▶ _Assigned task_:
Each line in the listing is to be restated exactly.

▶ _Input_:

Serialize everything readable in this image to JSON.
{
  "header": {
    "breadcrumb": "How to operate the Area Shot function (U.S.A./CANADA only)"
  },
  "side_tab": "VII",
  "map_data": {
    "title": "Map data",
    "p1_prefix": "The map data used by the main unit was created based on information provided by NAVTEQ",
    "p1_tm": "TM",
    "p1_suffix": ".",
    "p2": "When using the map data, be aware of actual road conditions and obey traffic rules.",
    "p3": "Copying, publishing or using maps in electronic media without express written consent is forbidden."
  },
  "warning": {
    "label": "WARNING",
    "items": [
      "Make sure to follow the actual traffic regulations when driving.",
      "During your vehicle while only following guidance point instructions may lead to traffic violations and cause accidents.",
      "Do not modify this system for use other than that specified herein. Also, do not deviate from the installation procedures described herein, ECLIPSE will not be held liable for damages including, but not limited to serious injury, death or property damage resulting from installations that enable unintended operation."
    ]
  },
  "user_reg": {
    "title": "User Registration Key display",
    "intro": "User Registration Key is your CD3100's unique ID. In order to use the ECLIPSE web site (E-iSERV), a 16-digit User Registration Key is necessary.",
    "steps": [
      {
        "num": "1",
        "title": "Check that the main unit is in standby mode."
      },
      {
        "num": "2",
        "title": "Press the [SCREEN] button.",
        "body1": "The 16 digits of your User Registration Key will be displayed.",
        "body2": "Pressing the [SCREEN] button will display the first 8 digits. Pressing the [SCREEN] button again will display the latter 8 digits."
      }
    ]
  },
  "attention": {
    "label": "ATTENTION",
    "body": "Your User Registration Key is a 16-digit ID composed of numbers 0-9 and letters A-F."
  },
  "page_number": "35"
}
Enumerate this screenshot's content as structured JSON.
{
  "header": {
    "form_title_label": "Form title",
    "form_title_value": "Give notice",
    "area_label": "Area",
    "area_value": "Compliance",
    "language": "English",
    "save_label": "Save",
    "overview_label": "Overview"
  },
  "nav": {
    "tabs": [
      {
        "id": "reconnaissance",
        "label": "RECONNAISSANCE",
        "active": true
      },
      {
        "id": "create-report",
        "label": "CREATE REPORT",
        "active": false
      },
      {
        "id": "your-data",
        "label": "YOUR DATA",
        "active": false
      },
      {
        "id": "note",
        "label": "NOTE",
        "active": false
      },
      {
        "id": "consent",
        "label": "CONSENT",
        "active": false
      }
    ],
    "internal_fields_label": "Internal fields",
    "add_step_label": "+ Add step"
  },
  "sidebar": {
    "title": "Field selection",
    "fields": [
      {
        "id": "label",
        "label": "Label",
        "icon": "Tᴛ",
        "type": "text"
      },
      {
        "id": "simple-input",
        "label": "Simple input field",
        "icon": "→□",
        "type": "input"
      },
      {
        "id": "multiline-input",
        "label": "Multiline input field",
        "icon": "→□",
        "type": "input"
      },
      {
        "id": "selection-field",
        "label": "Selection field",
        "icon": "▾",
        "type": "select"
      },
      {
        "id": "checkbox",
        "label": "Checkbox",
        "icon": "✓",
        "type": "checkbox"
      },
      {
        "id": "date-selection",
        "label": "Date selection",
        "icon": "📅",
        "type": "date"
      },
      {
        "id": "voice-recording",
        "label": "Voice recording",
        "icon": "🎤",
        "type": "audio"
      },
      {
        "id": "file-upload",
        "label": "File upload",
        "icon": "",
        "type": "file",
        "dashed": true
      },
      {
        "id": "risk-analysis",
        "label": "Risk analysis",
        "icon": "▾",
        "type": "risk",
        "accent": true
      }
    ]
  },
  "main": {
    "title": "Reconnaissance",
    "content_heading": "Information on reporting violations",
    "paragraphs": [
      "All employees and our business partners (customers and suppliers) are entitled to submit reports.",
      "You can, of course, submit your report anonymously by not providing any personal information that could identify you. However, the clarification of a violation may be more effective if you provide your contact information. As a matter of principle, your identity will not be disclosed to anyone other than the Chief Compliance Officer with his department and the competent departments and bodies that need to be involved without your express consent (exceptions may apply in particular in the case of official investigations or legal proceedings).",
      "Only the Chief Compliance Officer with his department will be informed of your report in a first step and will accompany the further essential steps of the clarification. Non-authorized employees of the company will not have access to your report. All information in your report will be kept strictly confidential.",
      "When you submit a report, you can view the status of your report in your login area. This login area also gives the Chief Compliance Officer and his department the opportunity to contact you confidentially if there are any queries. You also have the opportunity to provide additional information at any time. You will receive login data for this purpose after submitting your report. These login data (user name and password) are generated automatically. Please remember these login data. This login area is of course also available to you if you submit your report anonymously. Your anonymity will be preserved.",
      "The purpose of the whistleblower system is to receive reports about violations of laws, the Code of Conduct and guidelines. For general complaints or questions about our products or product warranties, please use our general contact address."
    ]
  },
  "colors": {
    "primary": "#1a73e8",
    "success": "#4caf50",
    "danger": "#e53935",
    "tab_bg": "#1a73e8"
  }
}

▶ _Answer space_:
Serialize everything readable in this image to JSON.
{
  "header": {
    "breadcrumb": "How to operate the Area Shot function (U.S.A./CANADA only)"
  },
  "side_tab": "VII",
  "map_data": {
    "title": "Map data",
    "p1_prefix": "The map data used by the main unit was created based on information provided by NAVTEQ",
    "p1_tm": "TM",
    "p1_suffix": ".",
    "p2": "When using the map data, be aware of actual road conditions and obey traffic rules.",
    "p3": "Copying, publishing or using maps in electronic media without express written consent is forbidden."
  },
  "warning": {
    "label": "WARNING",
    "items": [
      "Make sure to follow the actual traffic regulations when driving.",
      "During your vehicle while only following guidance point instructions may lead to traffic violations and cause accidents.",
      "Do not modify this system for use other than that specified herein. Also, do not deviate from the installation procedures described herein, ECLIPSE will not be held liable for damages including, but not limited to serious injury, death or property damage resulting from installations that enable unintended operation."
    ]
  },
  "user_reg": {
    "title": "User Registration Key display",
    "intro": "User Registration Key is your CD3100's unique ID. In order to use the ECLIPSE web site (E-iSERV), a 16-digit User Registration Key is necessary.",
    "steps": [
      {
        "num": "1",
        "title": "Check that the main unit is in standby mode."
      },
      {
        "num": "2",
        "title": "Press the [SCREEN] button.",
        "body1": "The 16 digits of your User Registration Key will be displayed.",
        "body2": "Pressing the [SCREEN] button will display the first 8 digits. Pressing the [SCREEN] button again will display the latter 8 digits."
      }
    ]
  },
  "attention": {
    "label": "ATTENTION",
    "body": "Your User Registration Key is a 16-digit ID composed of numbers 0-9 and letters A-F."
  },
  "page_number": "35"
}
Enumerate this screenshot's content as structured JSON.
{
  "header": {
    "form_title_label": "Form title",
    "form_title_value": "Give notice",
    "area_label": "Area",
    "area_value": "Compliance",
    "language": "English",
    "save_label": "Save",
    "overview_label": "Overview"
  },
  "nav": {
    "tabs": [
      {
        "id": "reconnaissance",
        "label": "RECONNAISSANCE",
        "active": true
      },
      {
        "id": "create-report",
        "label": "CREATE REPORT",
        "active": false
      },
      {
        "id": "your-data",
        "label": "YOUR DATA",
        "active": false
      },
      {
        "id": "note",
        "label": "NOTE",
        "active": false
      },
      {
        "id": "consent",
        "label": "CONSENT",
        "active": false
      }
    ],
    "internal_fields_label": "Internal fields",
    "add_step_label": "+ Add step"
  },
  "sidebar": {
    "title": "Field selection",
    "fields": [
      {
        "id": "label",
        "label": "Label",
        "icon": "Tᴛ",
        "type": "text"
      },
      {
        "id": "simple-input",
        "label": "Simple input field",
        "icon": "→□",
        "type": "input"
      },
      {
        "id": "multiline-input",
        "label": "Multiline input field",
        "icon": "→□",
        "type": "input"
      },
      {
        "id": "selection-field",
        "label": "Selection field",
        "icon": "▾",
        "type": "select"
      },
      {
        "id": "checkbox",
        "label": "Checkbox",
        "icon": "✓",
        "type": "checkbox"
      },
      {
        "id": "date-selection",
        "label": "Date selection",
        "icon": "📅",
        "type": "date"
      },
      {
        "id": "voice-recording",
        "label": "Voice recording",
        "icon": "🎤",
        "type": "audio"
      },
      {
        "id": "file-upload",
        "label": "File upload",
        "icon": "",
        "type": "file",
        "dashed": true
      },
      {
        "id": "risk-analysis",
        "label": "Risk analysis",
        "icon": "▾",
        "type": "risk",
        "accent": true
      }
    ]
  },
  "main": {
    "title": "Reconnaissance",
    "content_heading": "Information on reporting violations",
    "paragraphs": [
      "All employees and our business partners (customers and suppliers) are entitled to submit reports.",
      "You can, of course, submit your report anonymously by not providing any personal information that could identify you. However, the clarification of a violation may be more effective if you provide your contact information. As a matter of principle, your identity will not be disclosed to anyone other than the Chief Compliance Officer with his department and the competent departments and bodies that need to be involved without your express consent (exceptions may apply in particular in the case of official investigations or legal proceedings).",
      "Only the Chief Compliance Officer with his department will be informed of your report in a first step and will accompany the further essential steps of the clarification. Non-authorized employees of the company will not have access to your report. All information in your report will be kept strictly confidential.",
      "When you submit a report, you can view the status of your report in your login area. This login area also gives the Chief Compliance Officer and his department the opportunity to contact you confidentially if there are any queries. You also have the opportunity to provide additional information at any time. You will receive login data for this purpose after submitting your report. These login data (user name and password) are generated automatically. Please remember these login data. This login area is of course also available to you if you submit your report anonymously. Your anonymity will be preserved.",
      "The purpose of the whistleblower system is to receive reports about violations of laws, the Code of Conduct and guidelines. For general complaints or questions about our products or product warranties, please use our general contact address."
    ]
  },
  "colors": {
    "primary": "#1a73e8",
    "success": "#4caf50",
    "danger": "#e53935",
    "tab_bg": "#1a73e8"
  }
}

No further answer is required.